In general, primary confinement is the irradiated fissile material (IFM) cladding or
canning. Secondary confinement is established by the facility buildings that
enclose the dry storage area and/or the storage pool and auxiliary systems.
Primary Confinement System. The IFM cladding or cans, as appropriate,
provide primary confinement during normal and anticipated operational
occurrences. The IFM cladding or canning are used to provide a corrosion-
resistant confinement for the IFM material and to prevent an uncontrolled
release of radioactive material.
Secondary Confinement System. The facility building and ventilation system
make up the secondary confinement system.
Penetrations of the secondary confinement barrier should have positive seals to
prevent the migration of contamination. The use of positive seals should be
considered for penetration of enclosures within the facility building to provide
proper ventilation flow paths and to prevent the uncontrolled migration of
Ventilation systems should include inlet air filtration (roughing filters) for the
main storage building to prevent dust accumulation, thus reducing the load on
other filters in the facility. Recirculated air in the main storage building should
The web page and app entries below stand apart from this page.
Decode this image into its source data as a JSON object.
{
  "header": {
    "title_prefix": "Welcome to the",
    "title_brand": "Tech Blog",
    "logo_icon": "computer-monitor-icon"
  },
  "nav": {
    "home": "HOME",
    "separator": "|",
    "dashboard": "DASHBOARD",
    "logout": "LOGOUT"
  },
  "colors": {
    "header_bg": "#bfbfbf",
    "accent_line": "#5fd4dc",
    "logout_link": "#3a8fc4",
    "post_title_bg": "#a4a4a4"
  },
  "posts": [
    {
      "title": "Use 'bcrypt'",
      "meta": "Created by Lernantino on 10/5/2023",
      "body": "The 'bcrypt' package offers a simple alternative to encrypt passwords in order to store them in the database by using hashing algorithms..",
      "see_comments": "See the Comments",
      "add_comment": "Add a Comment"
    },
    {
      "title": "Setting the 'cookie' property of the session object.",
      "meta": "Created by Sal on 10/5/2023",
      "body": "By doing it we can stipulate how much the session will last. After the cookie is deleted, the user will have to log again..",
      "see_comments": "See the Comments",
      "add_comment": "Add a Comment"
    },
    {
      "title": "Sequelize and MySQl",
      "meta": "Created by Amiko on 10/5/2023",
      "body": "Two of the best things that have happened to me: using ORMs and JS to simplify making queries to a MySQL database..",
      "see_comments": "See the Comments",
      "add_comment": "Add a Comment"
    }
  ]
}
be filtered through a HEPA filter to reduce the build-up of radioactive material in
the air. Areas with higher potential airborne radioactive contamination (e.g.,
pool water purification and waste treatment system areas) should use only
once-through airflow. Supply air to these facilities should be drawn from the
main storage building if such design is feasible. Exhaust air should be HEPA-
filtered prior to release.
Radioiodine adsorber units, such as activated charcoal or silver zeolite, should
be considered for installation in the exhaust ventilation system when radioiodine
releases are possible.